The U.S. government reports new home sales were up sharply in November. The Commerce Department says new home sales increased six percent, the largest monthly advance since December 2000. The figures were stronger than expected and reflect the benefits of the steady and substantial decline in interest rates over the past 12 months. Most home purchases in the United States are financed with 15 or 30 year mortgage loans and the housing market is particularly sensitive to changes in interest rates.
And consumer confidence rose for the first time in six months in December, posting its biggest gain in nearly four years. The New York-based Conference Board says the deterioration in economic conditions that took hold last March may be easing. The report says consumers short-term confidence is no longer at recession levels as many buyers believe the economy may be close to bottoming out and that a rebound is likely early in the new year.
Bernie Markstein, a financial adviser in suburban Philadelphia, believes the economy is set to resume significant growth in the first quarter of 2002. But he says unemployment needs to stop rising before consumer spending makes strong gains. "When you look at the unemployment rate you see an unemployment rate of about five percent. Which means that 95 per cent of the people are still working," he says. "The problem is when a large percentage of the 95 percent fear they're going to lose their jobs. I think we're at the stage now where that fear is subsiding and people are more willing to come out and spend."

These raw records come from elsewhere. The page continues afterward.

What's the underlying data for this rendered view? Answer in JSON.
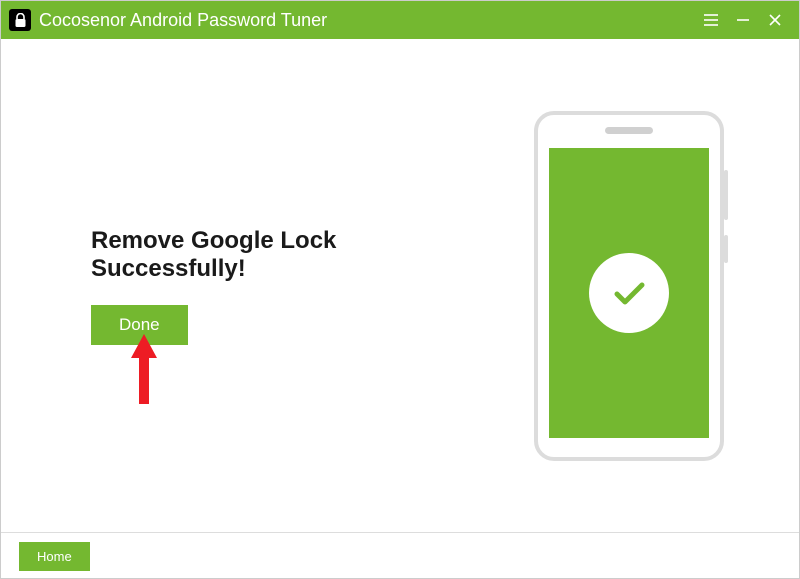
{
  "titlebar": {
    "app_title": "Cocosenor Android Password Tuner"
  },
  "main": {
    "headline": "Remove Google Lock Successfully!",
    "done_label": "Done"
  },
  "footer": {
    "home_label": "Home"
  },
  "colors": {
    "accent": "#74b830"
  },
  "icons": {
    "app": "lock-icon",
    "menu": "menu-icon",
    "minimize": "minimize-icon",
    "close": "close-icon",
    "success": "check-icon",
    "annotation": "arrow-up-icon"
  }
}
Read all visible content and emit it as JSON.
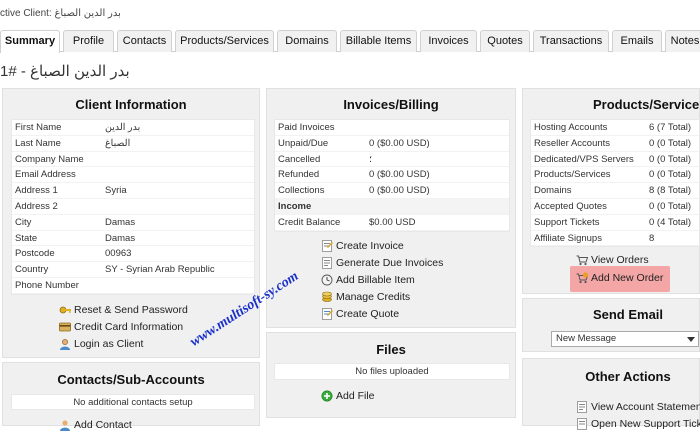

But overall, hard times are the order of the day. The economy is still in its first recession after 10 years of steady growth and prosperity. Nearly two million jobs were cut in 2001 from an economy that had been characterized by labor shortages and job creation. Corporate earnings have evaporated and the stock market is down for the second year in a row. Bankruptcies and a weaker stock market have significantly reduced the financial assets and retirement earnings of millions of Americans.